What the exercise asks: Whenever a line contains the string "Hostel", copy it out of the entries.

Data for analysis:
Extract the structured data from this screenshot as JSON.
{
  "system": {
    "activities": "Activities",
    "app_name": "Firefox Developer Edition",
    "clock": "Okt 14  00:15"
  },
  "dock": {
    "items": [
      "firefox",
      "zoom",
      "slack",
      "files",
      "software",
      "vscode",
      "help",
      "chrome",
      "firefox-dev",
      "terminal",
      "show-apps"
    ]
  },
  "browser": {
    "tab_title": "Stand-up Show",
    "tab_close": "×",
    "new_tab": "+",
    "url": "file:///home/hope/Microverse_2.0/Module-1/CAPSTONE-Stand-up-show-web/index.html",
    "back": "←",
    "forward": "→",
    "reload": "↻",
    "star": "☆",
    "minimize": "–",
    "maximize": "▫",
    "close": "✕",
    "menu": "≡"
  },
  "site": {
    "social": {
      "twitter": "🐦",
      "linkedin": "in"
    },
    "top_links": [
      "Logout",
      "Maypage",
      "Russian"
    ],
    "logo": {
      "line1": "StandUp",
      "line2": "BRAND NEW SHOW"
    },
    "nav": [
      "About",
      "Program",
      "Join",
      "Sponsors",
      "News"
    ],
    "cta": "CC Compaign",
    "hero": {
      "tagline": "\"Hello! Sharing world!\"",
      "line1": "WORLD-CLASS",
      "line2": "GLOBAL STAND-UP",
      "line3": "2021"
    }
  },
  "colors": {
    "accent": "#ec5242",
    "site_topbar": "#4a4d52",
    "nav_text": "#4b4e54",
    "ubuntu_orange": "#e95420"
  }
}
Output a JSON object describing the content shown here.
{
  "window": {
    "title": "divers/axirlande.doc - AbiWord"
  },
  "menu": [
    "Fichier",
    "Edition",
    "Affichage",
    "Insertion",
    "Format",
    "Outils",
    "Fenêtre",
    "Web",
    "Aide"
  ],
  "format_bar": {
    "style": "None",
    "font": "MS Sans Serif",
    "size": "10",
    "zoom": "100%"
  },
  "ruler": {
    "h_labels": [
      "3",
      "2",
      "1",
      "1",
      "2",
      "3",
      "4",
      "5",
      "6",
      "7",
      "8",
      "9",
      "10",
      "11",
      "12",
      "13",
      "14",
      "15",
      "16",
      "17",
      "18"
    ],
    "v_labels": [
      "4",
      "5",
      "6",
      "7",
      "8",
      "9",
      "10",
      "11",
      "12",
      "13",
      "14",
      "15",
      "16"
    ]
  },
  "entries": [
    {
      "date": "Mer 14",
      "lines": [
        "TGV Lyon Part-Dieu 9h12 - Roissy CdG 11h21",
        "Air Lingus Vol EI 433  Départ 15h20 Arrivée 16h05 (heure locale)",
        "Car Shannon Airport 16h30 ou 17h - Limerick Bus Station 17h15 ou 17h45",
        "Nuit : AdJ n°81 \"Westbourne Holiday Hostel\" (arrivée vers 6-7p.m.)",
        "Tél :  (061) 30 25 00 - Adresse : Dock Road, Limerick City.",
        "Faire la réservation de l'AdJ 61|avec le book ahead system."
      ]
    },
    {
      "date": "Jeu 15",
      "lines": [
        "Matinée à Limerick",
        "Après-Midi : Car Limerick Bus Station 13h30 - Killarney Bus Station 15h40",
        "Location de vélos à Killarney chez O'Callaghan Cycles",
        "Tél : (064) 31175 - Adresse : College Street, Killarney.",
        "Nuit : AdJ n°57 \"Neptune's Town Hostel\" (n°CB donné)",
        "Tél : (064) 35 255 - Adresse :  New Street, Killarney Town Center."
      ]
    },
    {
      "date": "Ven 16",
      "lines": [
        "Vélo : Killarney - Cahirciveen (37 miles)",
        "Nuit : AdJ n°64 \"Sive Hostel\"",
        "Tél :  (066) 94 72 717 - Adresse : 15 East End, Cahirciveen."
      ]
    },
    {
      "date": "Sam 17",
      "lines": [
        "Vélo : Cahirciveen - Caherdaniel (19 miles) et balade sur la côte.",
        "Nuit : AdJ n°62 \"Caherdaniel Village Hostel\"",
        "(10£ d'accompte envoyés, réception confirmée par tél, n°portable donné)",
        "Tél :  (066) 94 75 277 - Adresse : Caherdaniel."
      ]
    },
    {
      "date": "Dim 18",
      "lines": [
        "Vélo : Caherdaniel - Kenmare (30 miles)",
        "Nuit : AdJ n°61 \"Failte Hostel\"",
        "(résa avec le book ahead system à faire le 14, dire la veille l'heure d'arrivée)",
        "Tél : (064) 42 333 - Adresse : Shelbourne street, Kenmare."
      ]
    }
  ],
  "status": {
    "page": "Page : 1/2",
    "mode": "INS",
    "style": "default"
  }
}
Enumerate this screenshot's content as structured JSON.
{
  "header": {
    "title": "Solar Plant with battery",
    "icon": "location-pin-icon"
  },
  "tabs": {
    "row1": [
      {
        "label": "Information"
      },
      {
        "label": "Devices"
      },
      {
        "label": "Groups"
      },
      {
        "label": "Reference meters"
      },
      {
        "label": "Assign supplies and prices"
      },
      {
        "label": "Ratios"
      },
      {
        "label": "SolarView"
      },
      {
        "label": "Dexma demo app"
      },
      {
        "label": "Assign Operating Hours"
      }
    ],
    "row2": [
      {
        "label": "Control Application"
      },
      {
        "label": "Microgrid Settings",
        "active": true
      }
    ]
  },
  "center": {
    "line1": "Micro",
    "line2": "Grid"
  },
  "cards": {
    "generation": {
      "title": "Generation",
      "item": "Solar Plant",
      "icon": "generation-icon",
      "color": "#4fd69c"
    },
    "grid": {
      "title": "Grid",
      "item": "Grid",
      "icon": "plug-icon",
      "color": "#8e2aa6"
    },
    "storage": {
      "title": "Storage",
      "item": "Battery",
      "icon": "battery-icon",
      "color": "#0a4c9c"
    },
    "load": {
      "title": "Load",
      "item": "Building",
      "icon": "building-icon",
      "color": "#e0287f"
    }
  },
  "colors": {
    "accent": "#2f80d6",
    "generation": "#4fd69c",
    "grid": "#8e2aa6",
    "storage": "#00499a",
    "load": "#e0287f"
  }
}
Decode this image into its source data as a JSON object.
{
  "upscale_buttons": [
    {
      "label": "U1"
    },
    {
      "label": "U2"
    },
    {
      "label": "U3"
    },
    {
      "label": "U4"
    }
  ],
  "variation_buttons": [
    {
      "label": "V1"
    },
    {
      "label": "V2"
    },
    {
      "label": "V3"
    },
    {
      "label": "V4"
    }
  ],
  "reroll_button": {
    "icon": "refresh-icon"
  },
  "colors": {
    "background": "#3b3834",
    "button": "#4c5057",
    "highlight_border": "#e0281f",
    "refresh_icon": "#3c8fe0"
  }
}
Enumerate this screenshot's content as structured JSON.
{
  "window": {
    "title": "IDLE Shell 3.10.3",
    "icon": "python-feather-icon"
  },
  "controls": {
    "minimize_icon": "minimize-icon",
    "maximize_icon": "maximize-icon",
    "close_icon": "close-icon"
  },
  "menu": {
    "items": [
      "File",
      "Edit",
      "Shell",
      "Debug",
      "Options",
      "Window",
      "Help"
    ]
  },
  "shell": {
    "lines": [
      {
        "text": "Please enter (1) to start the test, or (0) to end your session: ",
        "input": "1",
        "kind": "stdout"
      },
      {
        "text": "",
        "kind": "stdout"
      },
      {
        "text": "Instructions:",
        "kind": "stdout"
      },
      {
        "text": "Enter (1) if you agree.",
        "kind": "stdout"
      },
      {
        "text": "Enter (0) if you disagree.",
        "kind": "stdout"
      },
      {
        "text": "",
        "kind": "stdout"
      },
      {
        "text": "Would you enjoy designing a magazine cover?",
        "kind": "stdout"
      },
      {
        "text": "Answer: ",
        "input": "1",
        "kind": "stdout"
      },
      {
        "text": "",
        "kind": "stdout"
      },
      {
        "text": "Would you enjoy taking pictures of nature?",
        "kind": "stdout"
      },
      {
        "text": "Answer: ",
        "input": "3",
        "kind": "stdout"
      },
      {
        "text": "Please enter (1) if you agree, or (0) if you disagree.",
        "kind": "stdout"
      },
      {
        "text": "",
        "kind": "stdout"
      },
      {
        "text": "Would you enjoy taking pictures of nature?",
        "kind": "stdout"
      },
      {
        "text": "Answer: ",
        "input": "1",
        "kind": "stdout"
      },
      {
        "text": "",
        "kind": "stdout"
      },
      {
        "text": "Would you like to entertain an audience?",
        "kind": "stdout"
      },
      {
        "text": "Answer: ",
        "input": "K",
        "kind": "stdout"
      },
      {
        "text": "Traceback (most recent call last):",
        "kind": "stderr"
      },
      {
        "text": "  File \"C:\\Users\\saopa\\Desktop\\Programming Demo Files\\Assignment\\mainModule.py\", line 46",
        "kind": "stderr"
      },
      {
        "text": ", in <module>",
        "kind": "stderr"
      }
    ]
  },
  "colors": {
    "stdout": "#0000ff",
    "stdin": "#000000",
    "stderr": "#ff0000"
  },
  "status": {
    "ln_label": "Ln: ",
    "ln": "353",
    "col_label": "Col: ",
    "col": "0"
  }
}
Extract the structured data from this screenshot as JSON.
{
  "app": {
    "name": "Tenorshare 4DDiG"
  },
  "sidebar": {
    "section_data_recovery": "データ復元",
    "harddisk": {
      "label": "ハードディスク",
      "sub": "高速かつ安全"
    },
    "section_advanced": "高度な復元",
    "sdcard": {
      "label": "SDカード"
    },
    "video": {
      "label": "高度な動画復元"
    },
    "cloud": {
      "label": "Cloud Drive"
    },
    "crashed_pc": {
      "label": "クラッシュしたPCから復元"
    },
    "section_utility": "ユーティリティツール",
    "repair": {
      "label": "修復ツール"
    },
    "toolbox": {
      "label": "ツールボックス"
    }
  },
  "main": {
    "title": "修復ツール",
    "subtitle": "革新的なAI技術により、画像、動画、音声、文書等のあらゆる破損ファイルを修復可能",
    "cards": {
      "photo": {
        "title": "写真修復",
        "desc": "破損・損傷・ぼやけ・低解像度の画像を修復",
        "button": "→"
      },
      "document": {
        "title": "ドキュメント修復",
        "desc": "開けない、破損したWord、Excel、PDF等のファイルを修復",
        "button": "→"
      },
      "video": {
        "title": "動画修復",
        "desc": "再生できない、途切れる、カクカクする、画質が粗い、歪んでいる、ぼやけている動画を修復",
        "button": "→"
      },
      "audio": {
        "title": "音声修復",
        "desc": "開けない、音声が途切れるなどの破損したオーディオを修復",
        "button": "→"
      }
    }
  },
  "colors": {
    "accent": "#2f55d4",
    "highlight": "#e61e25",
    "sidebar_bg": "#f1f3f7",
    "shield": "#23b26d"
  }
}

Solution to the exercise:
        "Nuit : AdJ n°81 \"Westbourne Holiday Hostel\" (arrivée vers 6-7p.m.)",
        "Nuit : AdJ n°57 \"Neptune's Town Hostel\" (n°CB donné)",
        "Nuit : AdJ n°64 \"Sive Hostel\"",
        "Nuit : AdJ n°62 \"Caherdaniel Village Hostel\"",
        "Nuit : AdJ n°61 \"Failte Hostel\"",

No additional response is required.